Problem -> The full set of entries must be copied exactly.

App and web page records:
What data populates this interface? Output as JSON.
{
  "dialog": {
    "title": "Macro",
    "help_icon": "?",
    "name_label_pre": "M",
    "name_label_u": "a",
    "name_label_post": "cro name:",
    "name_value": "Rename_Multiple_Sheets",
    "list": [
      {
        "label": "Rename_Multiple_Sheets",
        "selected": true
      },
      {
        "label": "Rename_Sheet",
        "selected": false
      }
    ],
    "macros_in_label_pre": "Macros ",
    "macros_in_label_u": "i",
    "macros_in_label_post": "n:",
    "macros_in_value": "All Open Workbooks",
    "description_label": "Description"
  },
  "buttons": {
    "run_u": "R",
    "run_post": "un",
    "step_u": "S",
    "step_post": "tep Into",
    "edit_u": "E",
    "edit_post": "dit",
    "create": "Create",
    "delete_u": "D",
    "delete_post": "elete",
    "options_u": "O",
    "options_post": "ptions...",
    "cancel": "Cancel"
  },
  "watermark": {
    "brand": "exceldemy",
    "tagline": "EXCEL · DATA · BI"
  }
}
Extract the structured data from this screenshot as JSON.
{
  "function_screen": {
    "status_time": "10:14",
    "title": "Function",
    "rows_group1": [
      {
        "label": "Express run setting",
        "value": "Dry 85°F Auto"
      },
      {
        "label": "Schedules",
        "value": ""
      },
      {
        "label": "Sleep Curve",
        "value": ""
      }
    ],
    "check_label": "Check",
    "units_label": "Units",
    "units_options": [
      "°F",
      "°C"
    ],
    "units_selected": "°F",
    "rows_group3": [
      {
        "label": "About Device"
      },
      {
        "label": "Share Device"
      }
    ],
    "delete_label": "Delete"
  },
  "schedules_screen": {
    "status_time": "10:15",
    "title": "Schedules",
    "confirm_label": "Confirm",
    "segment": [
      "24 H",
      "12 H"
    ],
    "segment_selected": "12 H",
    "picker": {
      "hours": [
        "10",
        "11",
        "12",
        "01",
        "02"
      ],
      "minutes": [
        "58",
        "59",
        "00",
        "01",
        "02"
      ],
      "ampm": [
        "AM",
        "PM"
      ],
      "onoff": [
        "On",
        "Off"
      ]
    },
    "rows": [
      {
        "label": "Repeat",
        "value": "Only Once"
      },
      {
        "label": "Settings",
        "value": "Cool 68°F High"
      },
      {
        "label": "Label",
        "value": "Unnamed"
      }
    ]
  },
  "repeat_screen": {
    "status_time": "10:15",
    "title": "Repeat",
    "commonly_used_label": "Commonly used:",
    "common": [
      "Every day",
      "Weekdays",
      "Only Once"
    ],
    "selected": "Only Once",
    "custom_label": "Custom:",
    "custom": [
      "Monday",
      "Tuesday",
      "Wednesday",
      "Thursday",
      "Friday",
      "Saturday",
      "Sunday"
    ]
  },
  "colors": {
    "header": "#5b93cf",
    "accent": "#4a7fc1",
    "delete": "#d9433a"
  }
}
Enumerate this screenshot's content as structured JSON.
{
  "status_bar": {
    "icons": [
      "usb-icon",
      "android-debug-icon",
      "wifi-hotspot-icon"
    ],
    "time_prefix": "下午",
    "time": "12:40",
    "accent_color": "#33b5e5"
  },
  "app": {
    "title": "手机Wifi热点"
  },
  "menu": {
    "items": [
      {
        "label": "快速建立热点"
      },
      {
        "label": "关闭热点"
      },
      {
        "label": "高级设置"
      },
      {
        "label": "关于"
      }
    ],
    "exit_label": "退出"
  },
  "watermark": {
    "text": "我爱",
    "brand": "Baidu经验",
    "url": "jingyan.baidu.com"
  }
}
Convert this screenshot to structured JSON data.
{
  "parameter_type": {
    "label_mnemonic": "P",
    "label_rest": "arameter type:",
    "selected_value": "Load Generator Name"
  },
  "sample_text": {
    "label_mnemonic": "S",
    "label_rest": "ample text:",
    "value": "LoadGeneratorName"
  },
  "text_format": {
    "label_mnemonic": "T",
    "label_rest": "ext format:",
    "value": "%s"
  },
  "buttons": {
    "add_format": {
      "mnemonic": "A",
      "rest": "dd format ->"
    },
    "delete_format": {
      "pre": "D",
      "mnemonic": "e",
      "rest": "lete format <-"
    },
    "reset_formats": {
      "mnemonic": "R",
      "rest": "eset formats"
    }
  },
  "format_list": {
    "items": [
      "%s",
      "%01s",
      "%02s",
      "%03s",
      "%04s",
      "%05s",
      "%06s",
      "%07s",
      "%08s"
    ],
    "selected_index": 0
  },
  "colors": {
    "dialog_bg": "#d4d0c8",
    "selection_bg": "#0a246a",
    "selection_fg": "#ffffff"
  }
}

Task answer ->
What data populates this interface? Output as JSON.
{
  "dialog": {
    "title": "Macro",
    "help_icon": "?",
    "name_label_pre": "M",
    "name_label_u": "a",
    "name_label_post": "cro name:",
    "name_value": "Rename_Multiple_Sheets",
    "list": [
      {
        "label": "Rename_Multiple_Sheets",
        "selected": true
      },
      {
        "label": "Rename_Sheet",
        "selected": false
      }
    ],
    "macros_in_label_pre": "Macros ",
    "macros_in_label_u": "i",
    "macros_in_label_post": "n:",
    "macros_in_value": "All Open Workbooks",
    "description_label": "Description"
  },
  "buttons": {
    "run_u": "R",
    "run_post": "un",
    "step_u": "S",
    "step_post": "tep Into",
    "edit_u": "E",
    "edit_post": "dit",
    "create": "Create",
    "delete_u": "D",
    "delete_post": "elete",
    "options_u": "O",
    "options_post": "ptions...",
    "cancel": "Cancel"
  },
  "watermark": {
    "brand": "exceldemy",
    "tagline": "EXCEL · DATA · BI"
  }
}
Extract the structured data from this screenshot as JSON.
{
  "function_screen": {
    "status_time": "10:14",
    "title": "Function",
    "rows_group1": [
      {
        "label": "Express run setting",
        "value": "Dry 85°F Auto"
      },
      {
        "label": "Schedules",
        "value": ""
      },
      {
        "label": "Sleep Curve",
        "value": ""
      }
    ],
    "check_label": "Check",
    "units_label": "Units",
    "units_options": [
      "°F",
      "°C"
    ],
    "units_selected": "°F",
    "rows_group3": [
      {
        "label": "About Device"
      },
      {
        "label": "Share Device"
      }
    ],
    "delete_label": "Delete"
  },
  "schedules_screen": {
    "status_time": "10:15",
    "title": "Schedules",
    "confirm_label": "Confirm",
    "segment": [
      "24 H",
      "12 H"
    ],
    "segment_selected": "12 H",
    "picker": {
      "hours": [
        "10",
        "11",
        "12",
        "01",
        "02"
      ],
      "minutes": [
        "58",
        "59",
        "00",
        "01",
        "02"
      ],
      "ampm": [
        "AM",
        "PM"
      ],
      "onoff": [
        "On",
        "Off"
      ]
    },
    "rows": [
      {
        "label": "Repeat",
        "value": "Only Once"
      },
      {
        "label": "Settings",
        "value": "Cool 68°F High"
      },
      {
        "label": "Label",
        "value": "Unnamed"
      }
    ]
  },
  "repeat_screen": {
    "status_time": "10:15",
    "title": "Repeat",
    "commonly_used_label": "Commonly used:",
    "common": [
      "Every day",
      "Weekdays",
      "Only Once"
    ],
    "selected": "Only Once",
    "custom_label": "Custom:",
    "custom": [
      "Monday",
      "Tuesday",
      "Wednesday",
      "Thursday",
      "Friday",
      "Saturday",
      "Sunday"
    ]
  },
  "colors": {
    "header": "#5b93cf",
    "accent": "#4a7fc1",
    "delete": "#d9433a"
  }
}
Enumerate this screenshot's content as structured JSON.
{
  "status_bar": {
    "icons": [
      "usb-icon",
      "android-debug-icon",
      "wifi-hotspot-icon"
    ],
    "time_prefix": "下午",
    "time": "12:40",
    "accent_color": "#33b5e5"
  },
  "app": {
    "title": "手机Wifi热点"
  },
  "menu": {
    "items": [
      {
        "label": "快速建立热点"
      },
      {
        "label": "关闭热点"
      },
      {
        "label": "高级设置"
      },
      {
        "label": "关于"
      }
    ],
    "exit_label": "退出"
  },
  "watermark": {
    "text": "我爱",
    "brand": "Baidu经验",
    "url": "jingyan.baidu.com"
  }
}
Convert this screenshot to structured JSON data.
{
  "parameter_type": {
    "label_mnemonic": "P",
    "label_rest": "arameter type:",
    "selected_value": "Load Generator Name"
  },
  "sample_text": {
    "label_mnemonic": "S",
    "label_rest": "ample text:",
    "value": "LoadGeneratorName"
  },
  "text_format": {
    "label_mnemonic": "T",
    "label_rest": "ext format:",
    "value": "%s"
  },
  "buttons": {
    "add_format": {
      "mnemonic": "A",
      "rest": "dd format ->"
    },
    "delete_format": {
      "pre": "D",
      "mnemonic": "e",
      "rest": "lete format <-"
    },
    "reset_formats": {
      "mnemonic": "R",
      "rest": "eset formats"
    }
  },
  "format_list": {
    "items": [
      "%s",
      "%01s",
      "%02s",
      "%03s",
      "%04s",
      "%05s",
      "%06s",
      "%07s",
      "%08s"
    ],
    "selected_index": 0
  },
  "colors": {
    "dialog_bg": "#d4d0c8",
    "selection_bg": "#0a246a",
    "selection_fg": "#ffffff"
  }
}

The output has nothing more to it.